New bill would require mobile carriers to detail 4G speeds

The legislation is aimed at giving customers more information about mobile service, the sponsor says

New legislation in the U.S. House of Representatives would require mobile carriers to detail their "guaranteed minimum" data speeds and their network reliability statistics to potential customers.

The Next Generation Wireless Disclosure Act is designed to give mobile customers more information about new 4G services, said Representative Anna Eshoo, a California Democrat and bill sponsor.

There's no standard definition of 4G mobile service, giving customers "vastly different" speeds depending on the carrier and location, Eshoo said in a statement.

"Consumers deserve to know exactly what they're getting for their money when they sign-up for a 4G data plan," she added. "The wireless industry has invested billions to improve service coverage, reliability and data speeds, and consumers' demand for 4G is expected to explode. But consumers need to know the truth about the speeds they're actually getting."

The bill would require mobile carriers to offer potential and existing customers information on pricing, including caps on so-called unlimited data plans, and it would require carriers to disclose what technologies they use to deliver 4G service. Carriers have marketed several technologies including LTE (Long Term Evolution), WiMax, and HSPA+ (Evolved High-Speed Packet Access) as 4G, Eshoo said.

Carriers would have to provide information about the 4G service, also including coverage maps, "consistently, clearly, and prominently in all marketing materials," according to the bill's language.

"Consumers want faster, more reliable wireless data service," Eshoo said. "We need to enhance transparency and ensure consumers are fully informed before they commit to a long-term service contract."

The legislation would require the U.S. Federal Communications Commission to compare the prices and speeds of 4G data service at the 10 largest U.S. mobile carriers and provide consumers with a side-by-side comparison.

CTIA, a trade group representing large mobile carriers, said the bill adds a "new layer of regulation" to mobile service.
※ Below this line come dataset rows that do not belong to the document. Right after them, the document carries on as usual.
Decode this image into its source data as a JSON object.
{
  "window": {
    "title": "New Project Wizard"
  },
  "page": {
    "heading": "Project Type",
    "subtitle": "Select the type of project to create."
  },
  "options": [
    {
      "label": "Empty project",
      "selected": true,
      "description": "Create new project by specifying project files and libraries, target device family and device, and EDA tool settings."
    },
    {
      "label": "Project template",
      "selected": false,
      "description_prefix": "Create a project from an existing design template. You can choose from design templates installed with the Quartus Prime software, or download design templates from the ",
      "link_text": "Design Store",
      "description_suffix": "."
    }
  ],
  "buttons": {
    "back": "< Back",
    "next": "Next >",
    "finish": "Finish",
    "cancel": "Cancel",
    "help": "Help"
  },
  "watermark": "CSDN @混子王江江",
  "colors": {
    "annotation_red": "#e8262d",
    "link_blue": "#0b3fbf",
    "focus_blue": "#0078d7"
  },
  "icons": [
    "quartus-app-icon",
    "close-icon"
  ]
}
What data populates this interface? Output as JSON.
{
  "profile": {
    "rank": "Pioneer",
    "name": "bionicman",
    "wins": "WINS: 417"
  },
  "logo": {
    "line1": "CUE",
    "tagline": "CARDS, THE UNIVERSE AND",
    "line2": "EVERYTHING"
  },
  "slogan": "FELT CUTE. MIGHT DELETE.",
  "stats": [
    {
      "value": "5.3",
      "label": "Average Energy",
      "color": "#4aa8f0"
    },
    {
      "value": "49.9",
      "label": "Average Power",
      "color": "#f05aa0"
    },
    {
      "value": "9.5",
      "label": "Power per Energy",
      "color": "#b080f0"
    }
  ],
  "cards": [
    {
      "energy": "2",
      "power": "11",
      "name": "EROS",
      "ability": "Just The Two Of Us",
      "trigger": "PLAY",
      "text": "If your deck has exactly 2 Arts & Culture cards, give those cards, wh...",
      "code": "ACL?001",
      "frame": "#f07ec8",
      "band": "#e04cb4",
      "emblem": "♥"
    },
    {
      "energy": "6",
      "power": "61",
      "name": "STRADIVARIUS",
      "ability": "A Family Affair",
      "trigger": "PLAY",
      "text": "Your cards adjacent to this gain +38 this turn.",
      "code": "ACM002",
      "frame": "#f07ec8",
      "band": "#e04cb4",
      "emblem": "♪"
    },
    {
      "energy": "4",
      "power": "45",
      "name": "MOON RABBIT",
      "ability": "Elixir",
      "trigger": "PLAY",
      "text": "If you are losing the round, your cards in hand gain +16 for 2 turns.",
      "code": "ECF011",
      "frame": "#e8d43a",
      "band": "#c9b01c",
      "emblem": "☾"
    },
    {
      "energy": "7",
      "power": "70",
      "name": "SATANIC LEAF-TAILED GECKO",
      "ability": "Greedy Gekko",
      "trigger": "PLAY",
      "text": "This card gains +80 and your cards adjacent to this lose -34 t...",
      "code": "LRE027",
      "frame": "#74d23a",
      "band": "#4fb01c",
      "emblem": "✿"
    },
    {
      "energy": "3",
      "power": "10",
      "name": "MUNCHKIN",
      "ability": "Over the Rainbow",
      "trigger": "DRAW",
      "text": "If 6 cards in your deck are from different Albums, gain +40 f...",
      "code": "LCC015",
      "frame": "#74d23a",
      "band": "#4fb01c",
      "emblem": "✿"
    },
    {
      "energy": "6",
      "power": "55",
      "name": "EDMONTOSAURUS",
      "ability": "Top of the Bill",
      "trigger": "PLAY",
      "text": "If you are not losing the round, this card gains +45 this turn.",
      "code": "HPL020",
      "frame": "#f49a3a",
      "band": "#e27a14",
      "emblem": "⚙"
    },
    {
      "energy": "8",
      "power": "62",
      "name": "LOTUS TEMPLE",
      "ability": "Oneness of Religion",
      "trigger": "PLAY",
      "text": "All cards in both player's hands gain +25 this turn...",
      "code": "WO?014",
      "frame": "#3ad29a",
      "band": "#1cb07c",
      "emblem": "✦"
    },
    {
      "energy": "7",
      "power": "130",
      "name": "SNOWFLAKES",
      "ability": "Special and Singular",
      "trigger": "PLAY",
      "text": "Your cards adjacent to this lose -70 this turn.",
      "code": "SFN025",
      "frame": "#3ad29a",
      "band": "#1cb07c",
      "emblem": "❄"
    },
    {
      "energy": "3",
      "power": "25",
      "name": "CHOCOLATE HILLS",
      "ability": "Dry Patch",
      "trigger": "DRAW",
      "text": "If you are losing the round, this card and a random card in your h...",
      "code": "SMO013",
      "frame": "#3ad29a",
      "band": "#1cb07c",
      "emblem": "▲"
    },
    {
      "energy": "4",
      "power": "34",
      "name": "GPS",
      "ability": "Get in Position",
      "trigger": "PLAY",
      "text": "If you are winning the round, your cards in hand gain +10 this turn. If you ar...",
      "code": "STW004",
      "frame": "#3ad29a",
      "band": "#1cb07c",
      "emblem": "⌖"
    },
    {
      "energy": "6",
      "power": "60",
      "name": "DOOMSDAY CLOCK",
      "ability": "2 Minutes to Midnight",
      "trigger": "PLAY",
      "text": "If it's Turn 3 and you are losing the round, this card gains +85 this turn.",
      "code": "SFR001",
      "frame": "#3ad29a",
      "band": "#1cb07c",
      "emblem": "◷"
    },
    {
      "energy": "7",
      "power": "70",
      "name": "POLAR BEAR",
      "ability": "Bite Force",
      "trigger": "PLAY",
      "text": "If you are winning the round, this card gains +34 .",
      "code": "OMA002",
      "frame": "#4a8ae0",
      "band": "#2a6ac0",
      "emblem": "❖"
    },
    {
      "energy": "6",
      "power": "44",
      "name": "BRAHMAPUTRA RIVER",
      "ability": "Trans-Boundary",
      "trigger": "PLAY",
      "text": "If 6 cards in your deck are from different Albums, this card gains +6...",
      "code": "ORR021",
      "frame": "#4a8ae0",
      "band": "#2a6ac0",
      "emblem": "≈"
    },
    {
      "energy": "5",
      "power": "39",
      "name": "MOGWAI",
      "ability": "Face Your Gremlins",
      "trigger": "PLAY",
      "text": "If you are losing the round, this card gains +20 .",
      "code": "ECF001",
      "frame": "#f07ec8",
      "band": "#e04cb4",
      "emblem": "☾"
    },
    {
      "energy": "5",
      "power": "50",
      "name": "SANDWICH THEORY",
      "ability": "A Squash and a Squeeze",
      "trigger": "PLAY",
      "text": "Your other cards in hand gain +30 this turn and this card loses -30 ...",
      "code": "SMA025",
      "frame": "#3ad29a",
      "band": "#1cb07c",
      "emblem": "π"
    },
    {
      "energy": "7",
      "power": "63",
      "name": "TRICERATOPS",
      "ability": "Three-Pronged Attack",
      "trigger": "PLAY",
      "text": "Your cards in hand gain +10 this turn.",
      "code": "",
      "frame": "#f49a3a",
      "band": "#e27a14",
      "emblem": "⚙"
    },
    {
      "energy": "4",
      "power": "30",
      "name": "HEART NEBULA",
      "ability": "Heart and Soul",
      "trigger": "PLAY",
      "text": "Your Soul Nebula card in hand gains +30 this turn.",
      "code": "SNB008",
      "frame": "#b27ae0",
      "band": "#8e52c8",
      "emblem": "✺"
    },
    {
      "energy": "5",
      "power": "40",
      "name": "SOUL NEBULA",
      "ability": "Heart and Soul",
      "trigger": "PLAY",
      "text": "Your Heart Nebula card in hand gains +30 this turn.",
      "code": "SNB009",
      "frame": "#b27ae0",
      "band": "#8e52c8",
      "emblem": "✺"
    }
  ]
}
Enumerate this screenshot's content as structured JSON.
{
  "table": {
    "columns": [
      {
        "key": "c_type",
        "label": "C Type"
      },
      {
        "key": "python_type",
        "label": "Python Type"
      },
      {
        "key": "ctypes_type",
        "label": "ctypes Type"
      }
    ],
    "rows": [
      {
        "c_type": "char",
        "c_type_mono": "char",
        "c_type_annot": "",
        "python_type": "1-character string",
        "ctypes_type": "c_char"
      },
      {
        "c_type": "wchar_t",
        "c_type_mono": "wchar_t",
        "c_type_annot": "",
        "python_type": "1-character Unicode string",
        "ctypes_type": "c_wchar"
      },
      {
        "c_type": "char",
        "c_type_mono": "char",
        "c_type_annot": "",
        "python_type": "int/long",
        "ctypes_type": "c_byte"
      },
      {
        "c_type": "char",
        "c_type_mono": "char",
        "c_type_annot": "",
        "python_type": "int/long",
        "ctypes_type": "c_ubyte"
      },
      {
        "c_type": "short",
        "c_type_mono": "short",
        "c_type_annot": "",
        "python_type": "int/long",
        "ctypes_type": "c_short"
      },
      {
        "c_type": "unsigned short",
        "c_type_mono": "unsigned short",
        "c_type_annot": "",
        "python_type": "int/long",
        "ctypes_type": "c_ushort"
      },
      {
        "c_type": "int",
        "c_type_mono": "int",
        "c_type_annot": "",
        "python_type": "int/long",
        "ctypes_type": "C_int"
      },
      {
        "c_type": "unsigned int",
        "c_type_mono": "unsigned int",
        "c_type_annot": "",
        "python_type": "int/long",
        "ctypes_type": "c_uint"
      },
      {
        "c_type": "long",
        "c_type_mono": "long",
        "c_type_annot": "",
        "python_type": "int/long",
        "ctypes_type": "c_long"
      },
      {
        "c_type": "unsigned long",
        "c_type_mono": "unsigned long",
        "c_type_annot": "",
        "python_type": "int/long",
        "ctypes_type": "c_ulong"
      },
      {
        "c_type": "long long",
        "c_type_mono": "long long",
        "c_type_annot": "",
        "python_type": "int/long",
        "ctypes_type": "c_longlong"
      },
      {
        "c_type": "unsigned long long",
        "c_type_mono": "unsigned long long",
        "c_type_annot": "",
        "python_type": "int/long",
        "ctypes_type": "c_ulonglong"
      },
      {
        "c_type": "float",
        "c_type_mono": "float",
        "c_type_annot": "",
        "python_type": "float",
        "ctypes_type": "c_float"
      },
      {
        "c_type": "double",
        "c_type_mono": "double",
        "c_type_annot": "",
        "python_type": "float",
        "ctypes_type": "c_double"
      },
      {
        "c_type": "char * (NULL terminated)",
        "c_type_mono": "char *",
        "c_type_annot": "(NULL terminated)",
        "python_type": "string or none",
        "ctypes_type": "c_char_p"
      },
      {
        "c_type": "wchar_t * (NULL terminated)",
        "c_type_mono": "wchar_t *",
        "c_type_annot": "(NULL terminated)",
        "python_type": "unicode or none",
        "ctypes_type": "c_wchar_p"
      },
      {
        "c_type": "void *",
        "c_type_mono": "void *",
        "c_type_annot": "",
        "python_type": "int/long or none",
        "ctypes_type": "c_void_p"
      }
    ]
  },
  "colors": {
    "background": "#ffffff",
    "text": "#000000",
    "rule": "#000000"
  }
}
The legislation ignores "the fact that wireless is an inherently complex and dynamic environment in which network speeds can vary depending on a wide variety of factors," Jot Carpenter, CTIA's vice president of government affairs, said in a statement.

Carpenter called on Congress to focus on the "real issue" -- making sure carriers have enough wireless spectrum.

Consumers Union, the Media Access Project and Public Knowledge were among the groups expressing support for the bill. The legislation will "empower consumers who are shopping for wireless broadband service," said Parul Desai, policy counsel at Consumers Union.

Grant Gross covers technology and telecom policy in the U.S. government for The IDG News Service. Follow Grant on Twitter at GrantGross. Grant's e-mail address is grant_gross@idg.com.

Join the Good Gear Guide newsletter!

Error: Please check your email address.

Tags Parul DesaitelecommunicationConsumers UnionregulationAnna EshooU.S. Federal Communications CommissionJot CarpentergovernmentmobilePublic KnowledgeMedia Access ProjectU.S. House of Representatives

Struggling for Christmas presents this year? Check out our Christmas Gift Guide for some top tech suggestions and more.

Keep up with the latest tech news, reviews and previews by subscribing to the Good Gear Guide newsletter.

Grant Gross

IDG News Service

Most Popular Reviews

Follow Us

Best Deals on GoodGearGuide

Shopping.com

Latest News Articles

Resources

GGG Evaluation Team

Kathy Cassidy

STYLISTIC Q702

First impression on unpacking the Q702 test unit was the solid feel and clean, minimalist styling.

Anthony Grifoni

STYLISTIC Q572

For work use, Microsoft Word and Excel programs pre-installed on the device are adequate for preparing short documents.

Steph Mundell

LIFEBOOK UH574

The Fujitsu LifeBook UH574 allowed for great mobility without being obnoxiously heavy or clunky. Its twelve hours of battery life did not disappoint.

Andrew Mitsi

STYLISTIC Q702

The screen was particularly good. It is bright and visible from most angles, however heat is an issue, particularly around the Windows button on the front, and on the back where the battery housing is located.

Simon Harriott

STYLISTIC Q702

My first impression after unboxing the Q702 is that it is a nice looking unit. Styling is somewhat minimalist but very effective. The tablet part, once detached, has a nice weight, and no buttons or switches are located in awkward or intrusive positions.

Latest Jobs

Shopping.com

Don’t have an account? Sign up here

Don't have an account? Sign up now

Forgot password?